Jean-Eric Vergne says securing his first class win in the 24 Hours of Le Mans ticks off one of his two goals for the season and comes at the highlight of his racing career.
The Frenchman combined with Andrea Pizzitola and Roman Rusinov to take the No. 26 G-Drive Racing Oreca 07 Gibson to a commanding LMP2 win after leading more than 23 hours of the race.
Coupled with his current lead in the ABB FIA Formula E Championship standings, the 28-year-old says he is at the best moment of his 12-year career so far.
“This year is my best year in my career, that’s for sure,” he told Sportscar365. “I work very hard and I had a very down period where I struggled a lot in my career and personal life.
“Today, I feel one billion times better and I can see it in the results.
“I’m at the best point of my career by far and it just keeps improving with the success I’m having.
“There were two things I wanted to win this year, it was Le Mans and Formula E. To have done Le Mans already, we’ve moved some pressure off my shoulders and I’ll take Formula E very easily.”
He started the race from third in class and described his difficult first lap which was hampered by his Formula E teammate Andre Lotterer losing the nose of his Rebellion R13 Gibson LMP1 car at the Dunlop chicane.
“[Lotterer] went very slow in a straight line and I was on the left and all the LMP2s on the right just passed me,” Vergne recalled.
“It was a train so I could never jump inside and try to overtake Andre so I lost six or seven positions.
“I got them back between the first and second stint.
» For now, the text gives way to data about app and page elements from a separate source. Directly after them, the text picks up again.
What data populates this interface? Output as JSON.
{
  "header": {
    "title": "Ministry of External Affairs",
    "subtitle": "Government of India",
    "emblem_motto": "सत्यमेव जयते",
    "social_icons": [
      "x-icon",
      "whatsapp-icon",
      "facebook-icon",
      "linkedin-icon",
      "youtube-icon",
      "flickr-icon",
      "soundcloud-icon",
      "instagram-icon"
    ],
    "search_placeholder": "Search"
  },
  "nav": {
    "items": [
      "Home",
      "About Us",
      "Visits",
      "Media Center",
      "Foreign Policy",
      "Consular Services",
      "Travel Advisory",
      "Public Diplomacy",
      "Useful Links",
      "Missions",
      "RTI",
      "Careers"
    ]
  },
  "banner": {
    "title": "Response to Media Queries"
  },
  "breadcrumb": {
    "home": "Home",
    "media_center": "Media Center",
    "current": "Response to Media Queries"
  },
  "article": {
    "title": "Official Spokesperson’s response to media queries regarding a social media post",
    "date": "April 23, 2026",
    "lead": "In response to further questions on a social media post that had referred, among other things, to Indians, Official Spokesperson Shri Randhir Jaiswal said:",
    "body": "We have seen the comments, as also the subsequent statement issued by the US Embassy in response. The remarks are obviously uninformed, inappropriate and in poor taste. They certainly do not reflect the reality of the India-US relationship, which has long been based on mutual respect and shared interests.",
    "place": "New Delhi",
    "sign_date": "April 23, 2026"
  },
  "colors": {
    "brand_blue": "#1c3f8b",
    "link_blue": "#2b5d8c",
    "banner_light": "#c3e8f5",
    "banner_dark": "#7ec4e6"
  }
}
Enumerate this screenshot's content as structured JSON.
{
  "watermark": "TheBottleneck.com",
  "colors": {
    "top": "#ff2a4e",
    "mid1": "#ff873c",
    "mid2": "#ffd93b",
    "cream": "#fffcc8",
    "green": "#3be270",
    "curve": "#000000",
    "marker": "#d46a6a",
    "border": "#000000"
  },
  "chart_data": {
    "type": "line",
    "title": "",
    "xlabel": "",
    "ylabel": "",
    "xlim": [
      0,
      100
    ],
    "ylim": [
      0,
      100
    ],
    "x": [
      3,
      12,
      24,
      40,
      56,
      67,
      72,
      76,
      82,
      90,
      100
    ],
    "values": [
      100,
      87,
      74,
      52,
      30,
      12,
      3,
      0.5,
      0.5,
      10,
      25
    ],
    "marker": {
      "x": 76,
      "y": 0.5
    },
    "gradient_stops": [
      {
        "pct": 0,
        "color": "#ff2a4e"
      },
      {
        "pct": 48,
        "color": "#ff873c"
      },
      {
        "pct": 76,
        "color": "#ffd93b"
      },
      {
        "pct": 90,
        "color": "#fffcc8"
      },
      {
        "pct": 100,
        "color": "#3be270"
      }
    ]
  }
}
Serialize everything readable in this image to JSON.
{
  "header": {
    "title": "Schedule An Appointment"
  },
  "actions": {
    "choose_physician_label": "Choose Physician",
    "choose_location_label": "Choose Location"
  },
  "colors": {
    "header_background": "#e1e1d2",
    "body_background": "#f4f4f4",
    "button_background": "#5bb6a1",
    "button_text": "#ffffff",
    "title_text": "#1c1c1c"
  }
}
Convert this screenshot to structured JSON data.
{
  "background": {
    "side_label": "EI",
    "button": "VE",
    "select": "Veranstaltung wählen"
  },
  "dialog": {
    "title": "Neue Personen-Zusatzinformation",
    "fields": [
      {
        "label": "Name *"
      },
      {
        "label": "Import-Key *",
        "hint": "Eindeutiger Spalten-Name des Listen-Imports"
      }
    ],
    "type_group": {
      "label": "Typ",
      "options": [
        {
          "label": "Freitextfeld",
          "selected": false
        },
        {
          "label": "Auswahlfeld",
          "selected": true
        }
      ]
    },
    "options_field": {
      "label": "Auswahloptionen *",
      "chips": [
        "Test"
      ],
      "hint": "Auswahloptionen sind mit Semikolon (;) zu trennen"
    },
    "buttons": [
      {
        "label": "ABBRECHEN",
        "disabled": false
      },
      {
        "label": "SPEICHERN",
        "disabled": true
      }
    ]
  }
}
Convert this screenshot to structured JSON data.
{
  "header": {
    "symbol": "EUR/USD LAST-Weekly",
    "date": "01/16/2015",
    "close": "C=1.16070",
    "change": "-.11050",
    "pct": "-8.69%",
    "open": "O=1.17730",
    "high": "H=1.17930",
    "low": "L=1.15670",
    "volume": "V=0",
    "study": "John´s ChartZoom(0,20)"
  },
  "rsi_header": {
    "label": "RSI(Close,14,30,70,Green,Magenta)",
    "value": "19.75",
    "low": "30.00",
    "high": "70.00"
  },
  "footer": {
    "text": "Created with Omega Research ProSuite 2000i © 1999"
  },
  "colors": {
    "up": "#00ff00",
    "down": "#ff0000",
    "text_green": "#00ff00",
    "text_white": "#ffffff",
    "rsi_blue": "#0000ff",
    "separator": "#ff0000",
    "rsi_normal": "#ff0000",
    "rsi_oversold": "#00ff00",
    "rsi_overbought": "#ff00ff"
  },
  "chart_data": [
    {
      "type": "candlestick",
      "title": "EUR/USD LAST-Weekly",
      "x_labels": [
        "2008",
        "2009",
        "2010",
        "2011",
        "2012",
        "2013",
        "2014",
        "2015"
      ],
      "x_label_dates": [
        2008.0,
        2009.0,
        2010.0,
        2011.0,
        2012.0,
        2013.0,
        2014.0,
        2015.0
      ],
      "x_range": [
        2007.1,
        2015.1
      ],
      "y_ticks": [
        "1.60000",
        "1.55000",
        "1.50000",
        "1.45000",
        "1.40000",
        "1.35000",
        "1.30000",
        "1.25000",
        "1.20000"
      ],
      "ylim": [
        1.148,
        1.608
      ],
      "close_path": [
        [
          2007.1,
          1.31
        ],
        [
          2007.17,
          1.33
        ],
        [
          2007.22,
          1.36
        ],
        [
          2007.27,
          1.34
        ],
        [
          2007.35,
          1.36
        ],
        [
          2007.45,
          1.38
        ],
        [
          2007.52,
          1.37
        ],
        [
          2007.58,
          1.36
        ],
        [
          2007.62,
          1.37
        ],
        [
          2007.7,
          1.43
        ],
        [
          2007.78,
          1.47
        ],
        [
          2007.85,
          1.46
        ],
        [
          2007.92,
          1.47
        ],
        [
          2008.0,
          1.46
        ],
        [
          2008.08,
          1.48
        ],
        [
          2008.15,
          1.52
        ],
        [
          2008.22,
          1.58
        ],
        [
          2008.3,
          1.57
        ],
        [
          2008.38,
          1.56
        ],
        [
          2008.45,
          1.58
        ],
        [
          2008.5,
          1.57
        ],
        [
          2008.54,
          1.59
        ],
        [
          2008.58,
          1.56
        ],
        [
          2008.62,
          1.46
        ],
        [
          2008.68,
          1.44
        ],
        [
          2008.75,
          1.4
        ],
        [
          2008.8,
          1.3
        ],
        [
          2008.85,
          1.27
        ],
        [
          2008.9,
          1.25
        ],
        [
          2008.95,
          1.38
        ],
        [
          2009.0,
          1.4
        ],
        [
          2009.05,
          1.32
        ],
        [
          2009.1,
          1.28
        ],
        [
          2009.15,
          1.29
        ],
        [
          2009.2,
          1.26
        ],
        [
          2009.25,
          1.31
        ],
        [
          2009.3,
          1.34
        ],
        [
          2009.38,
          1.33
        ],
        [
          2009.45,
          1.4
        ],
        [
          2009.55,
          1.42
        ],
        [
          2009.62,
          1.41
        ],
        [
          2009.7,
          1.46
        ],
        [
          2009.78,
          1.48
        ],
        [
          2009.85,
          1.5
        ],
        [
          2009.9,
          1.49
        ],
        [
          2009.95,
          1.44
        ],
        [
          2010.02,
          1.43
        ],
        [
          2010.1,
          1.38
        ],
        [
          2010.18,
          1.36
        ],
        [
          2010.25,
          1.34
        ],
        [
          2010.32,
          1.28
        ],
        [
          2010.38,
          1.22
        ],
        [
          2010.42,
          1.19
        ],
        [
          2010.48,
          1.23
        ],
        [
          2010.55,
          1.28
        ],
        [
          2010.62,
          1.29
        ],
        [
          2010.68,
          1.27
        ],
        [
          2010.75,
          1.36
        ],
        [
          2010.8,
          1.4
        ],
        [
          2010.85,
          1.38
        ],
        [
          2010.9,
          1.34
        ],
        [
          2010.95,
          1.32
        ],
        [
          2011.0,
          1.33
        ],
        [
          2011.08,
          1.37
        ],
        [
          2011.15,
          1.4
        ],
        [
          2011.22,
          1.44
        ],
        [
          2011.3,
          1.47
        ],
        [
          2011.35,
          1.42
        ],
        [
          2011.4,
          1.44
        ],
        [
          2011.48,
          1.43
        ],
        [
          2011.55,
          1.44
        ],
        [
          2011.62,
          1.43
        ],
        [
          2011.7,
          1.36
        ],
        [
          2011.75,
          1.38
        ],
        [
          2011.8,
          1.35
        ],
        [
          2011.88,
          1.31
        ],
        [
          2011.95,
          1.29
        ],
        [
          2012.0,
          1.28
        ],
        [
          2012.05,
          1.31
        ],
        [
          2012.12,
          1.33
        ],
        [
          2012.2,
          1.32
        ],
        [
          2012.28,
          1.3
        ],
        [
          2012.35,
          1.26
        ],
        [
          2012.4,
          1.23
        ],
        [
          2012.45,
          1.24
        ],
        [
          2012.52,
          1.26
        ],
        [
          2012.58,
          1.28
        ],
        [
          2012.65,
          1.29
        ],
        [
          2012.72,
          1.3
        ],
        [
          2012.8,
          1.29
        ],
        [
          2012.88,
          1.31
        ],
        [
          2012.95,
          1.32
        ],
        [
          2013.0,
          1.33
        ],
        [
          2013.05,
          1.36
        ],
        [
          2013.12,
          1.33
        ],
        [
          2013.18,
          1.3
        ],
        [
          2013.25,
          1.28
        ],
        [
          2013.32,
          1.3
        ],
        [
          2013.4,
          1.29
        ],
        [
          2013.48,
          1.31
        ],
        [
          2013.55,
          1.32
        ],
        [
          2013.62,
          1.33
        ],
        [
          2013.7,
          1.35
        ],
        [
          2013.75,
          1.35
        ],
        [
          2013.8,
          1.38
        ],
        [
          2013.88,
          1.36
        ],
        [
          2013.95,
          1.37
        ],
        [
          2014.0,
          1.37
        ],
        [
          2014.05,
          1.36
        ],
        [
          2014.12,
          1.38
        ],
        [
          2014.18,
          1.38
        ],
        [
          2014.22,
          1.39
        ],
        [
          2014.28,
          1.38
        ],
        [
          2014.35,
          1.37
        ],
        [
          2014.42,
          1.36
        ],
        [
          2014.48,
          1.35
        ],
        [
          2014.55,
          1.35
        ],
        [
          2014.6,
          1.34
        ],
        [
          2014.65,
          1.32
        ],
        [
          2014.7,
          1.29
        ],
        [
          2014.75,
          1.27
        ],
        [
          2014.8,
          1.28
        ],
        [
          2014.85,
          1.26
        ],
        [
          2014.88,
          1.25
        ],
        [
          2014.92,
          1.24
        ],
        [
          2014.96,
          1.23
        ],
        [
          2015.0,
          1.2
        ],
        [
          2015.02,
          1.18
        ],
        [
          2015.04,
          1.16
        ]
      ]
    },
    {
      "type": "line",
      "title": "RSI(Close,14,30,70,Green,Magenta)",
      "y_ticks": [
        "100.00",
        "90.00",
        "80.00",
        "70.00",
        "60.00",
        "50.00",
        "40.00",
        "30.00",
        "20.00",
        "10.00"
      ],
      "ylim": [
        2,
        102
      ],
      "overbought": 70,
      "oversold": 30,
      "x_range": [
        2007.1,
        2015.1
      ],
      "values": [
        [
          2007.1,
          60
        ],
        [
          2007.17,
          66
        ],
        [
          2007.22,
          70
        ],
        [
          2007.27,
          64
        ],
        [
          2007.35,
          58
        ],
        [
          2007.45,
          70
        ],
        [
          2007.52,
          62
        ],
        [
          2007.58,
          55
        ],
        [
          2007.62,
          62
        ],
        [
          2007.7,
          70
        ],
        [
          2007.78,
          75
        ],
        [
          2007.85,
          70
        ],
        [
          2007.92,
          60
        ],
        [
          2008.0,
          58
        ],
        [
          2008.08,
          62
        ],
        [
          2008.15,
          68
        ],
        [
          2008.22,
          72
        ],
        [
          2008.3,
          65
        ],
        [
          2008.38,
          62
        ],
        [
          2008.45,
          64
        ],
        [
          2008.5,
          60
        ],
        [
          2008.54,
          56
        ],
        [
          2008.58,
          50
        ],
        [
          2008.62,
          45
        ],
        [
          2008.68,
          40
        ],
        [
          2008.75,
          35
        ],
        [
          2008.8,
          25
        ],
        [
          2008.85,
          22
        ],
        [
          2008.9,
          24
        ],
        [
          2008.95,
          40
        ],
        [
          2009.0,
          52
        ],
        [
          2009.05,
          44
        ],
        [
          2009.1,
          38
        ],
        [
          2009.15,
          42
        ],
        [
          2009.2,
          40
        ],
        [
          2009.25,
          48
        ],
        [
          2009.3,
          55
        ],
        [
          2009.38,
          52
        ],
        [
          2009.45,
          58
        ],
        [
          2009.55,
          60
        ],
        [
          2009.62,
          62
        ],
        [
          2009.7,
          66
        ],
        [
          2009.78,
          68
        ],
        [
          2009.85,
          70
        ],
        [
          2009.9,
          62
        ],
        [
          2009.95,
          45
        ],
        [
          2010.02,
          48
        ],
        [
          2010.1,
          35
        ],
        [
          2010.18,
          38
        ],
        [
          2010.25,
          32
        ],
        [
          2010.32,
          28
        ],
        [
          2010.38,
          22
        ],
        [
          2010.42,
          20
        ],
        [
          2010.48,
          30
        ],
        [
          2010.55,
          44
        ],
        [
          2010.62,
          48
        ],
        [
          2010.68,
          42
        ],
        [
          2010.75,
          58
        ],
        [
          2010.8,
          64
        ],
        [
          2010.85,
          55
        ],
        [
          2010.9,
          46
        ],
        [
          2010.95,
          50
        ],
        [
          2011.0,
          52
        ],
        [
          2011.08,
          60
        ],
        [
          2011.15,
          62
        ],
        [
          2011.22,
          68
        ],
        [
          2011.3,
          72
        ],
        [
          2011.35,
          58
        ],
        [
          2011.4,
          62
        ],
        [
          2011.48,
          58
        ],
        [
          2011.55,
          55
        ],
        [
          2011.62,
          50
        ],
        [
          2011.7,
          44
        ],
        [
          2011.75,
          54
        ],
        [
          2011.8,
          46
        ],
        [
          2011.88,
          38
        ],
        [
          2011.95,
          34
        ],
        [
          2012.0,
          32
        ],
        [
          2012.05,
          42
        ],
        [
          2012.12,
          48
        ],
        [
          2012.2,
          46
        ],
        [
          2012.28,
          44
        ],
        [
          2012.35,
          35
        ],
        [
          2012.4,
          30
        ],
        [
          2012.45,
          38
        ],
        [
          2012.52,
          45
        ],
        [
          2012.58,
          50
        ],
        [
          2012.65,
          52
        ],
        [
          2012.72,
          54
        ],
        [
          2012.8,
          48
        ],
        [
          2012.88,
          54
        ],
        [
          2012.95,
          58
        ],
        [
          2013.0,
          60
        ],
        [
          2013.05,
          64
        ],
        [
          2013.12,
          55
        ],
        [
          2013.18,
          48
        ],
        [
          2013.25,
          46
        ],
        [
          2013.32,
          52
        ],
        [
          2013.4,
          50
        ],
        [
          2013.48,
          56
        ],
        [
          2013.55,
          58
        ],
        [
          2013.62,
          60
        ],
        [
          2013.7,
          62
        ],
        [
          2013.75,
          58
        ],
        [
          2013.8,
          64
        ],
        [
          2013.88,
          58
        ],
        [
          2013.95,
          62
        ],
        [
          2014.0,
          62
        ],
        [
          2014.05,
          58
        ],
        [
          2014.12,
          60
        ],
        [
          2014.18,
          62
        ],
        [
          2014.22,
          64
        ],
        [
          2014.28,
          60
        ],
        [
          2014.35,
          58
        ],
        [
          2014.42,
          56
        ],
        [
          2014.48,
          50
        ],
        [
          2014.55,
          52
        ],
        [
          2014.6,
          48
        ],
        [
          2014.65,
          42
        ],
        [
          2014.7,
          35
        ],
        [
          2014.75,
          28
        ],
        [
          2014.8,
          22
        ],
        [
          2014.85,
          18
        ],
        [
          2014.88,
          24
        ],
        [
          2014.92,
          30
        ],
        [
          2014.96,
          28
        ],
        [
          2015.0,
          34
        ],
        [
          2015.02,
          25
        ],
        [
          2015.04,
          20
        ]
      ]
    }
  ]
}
I did four stints in a row and then I pulled a gap of one minute something, when I gave the car back.”
His opening quadruple stint lasted two-and-a-half hours before he handed the car over to his co-drivers.
After building up a sizeable lead at the front of the LMP2 field, the team then proceeded to drive more cautiously to avoid taking risks, according to Vergne.
“When you have a two-lap advantage, basically I just drove like my grandmother to bring the car back home,” he explained.
“Obviously, you want to set the fastest time and stuff like this, which is easily possible, but the main target was to win Le Mans today.
“I took it easy and zero risks in the traffic with the GTs. We were not in a rush anyway and not trying to catch someone.
“The race we had today was our race to lose, not to win.”
It marked the first Le Mans win for the Russian-backed operation, as well as for TDS Racing.
John Dagys contributed to this report